→ PROBLEM:
A faithful copy without images is required: write out all the records exactly.
*** DATA IN THIS EXERCISE Section Begins ***
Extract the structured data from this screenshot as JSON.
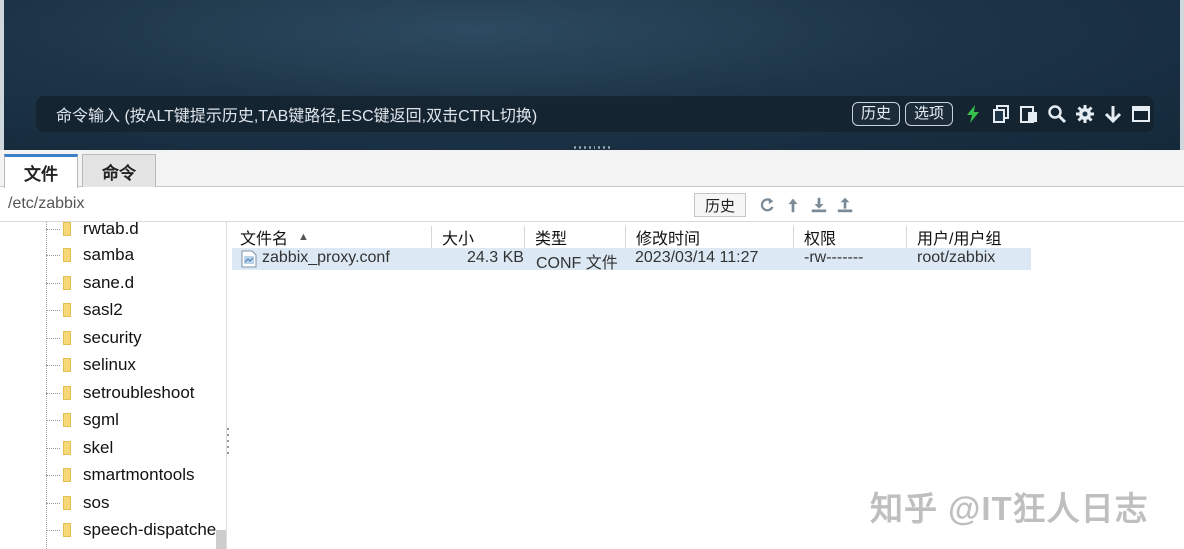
{
  "terminal": {
    "command_placeholder": "命令输入 (按ALT键提示历史,TAB键路径,ESC键返回,双击CTRL切换)",
    "history_button": "历史",
    "options_button": "选项",
    "icons": [
      "lightning-icon",
      "copy-icon",
      "paste-icon",
      "search-icon",
      "gear-icon",
      "download-arrow-icon",
      "maximize-icon"
    ]
  },
  "tabs": [
    {
      "label": "文件",
      "active": true
    },
    {
      "label": "命令",
      "active": false
    }
  ],
  "pathbar": {
    "path": "/etc/zabbix",
    "history_button": "历史",
    "icons": [
      "refresh-icon",
      "up-dir-icon",
      "download-icon",
      "upload-icon"
    ]
  },
  "tree": {
    "items": [
      "rwtab.d",
      "samba",
      "sane.d",
      "sasl2",
      "security",
      "selinux",
      "setroubleshoot",
      "sgml",
      "skel",
      "smartmontools",
      "sos",
      "speech-dispatche"
    ]
  },
  "filelist": {
    "columns": [
      "文件名",
      "大小",
      "类型",
      "修改时间",
      "权限",
      "用户/用户组"
    ],
    "sort_column": "文件名",
    "sort_direction": "ascending",
    "rows": [
      {
        "name": "zabbix_proxy.conf",
        "size": "24.3 KB",
        "type": "CONF 文件",
        "modified": "2023/03/14 11:27",
        "permissions": "-rw-------",
        "owner": "root/zabbix"
      }
    ]
  },
  "watermark": "知乎 @IT狂人日志",
  "colors": {
    "accent_tab": "#3a7fc9",
    "selected_row": "#dce9f5",
    "lightning": "#35c14b",
    "folder": "#f6d879"
  }
}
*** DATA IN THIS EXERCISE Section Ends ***
→ YOUR SOLUTION:
Extract the structured data from this screenshot as JSON.
{
  "terminal": {
    "command_placeholder": "命令输入 (按ALT键提示历史,TAB键路径,ESC键返回,双击CTRL切换)",
    "history_button": "历史",
    "options_button": "选项",
    "icons": [
      "lightning-icon",
      "copy-icon",
      "paste-icon",
      "search-icon",
      "gear-icon",
      "download-arrow-icon",
      "maximize-icon"
    ]
  },
  "tabs": [
    {
      "label": "文件",
      "active": true
    },
    {
      "label": "命令",
      "active": false
    }
  ],
  "pathbar": {
    "path": "/etc/zabbix",
    "history_button": "历史",
    "icons": [
      "refresh-icon",
      "up-dir-icon",
      "download-icon",
      "upload-icon"
    ]
  },
  "tree": {
    "items": [
      "rwtab.d",
      "samba",
      "sane.d",
      "sasl2",
      "security",
      "selinux",
      "setroubleshoot",
      "sgml",
      "skel",
      "smartmontools",
      "sos",
      "speech-dispatche"
    ]
  },
  "filelist": {
    "columns": [
      "文件名",
      "大小",
      "类型",
      "修改时间",
      "权限",
      "用户/用户组"
    ],
    "sort_column": "文件名",
    "sort_direction": "ascending",
    "rows": [
      {
        "name": "zabbix_proxy.conf",
        "size": "24.3 KB",
        "type": "CONF 文件",
        "modified": "2023/03/14 11:27",
        "permissions": "-rw-------",
        "owner": "root/zabbix"
      }
    ]
  },
  "watermark": "知乎 @IT狂人日志",
  "colors": {
    "accent_tab": "#3a7fc9",
    "selected_row": "#dce9f5",
    "lightning": "#35c14b",
    "folder": "#f6d879"
  }
}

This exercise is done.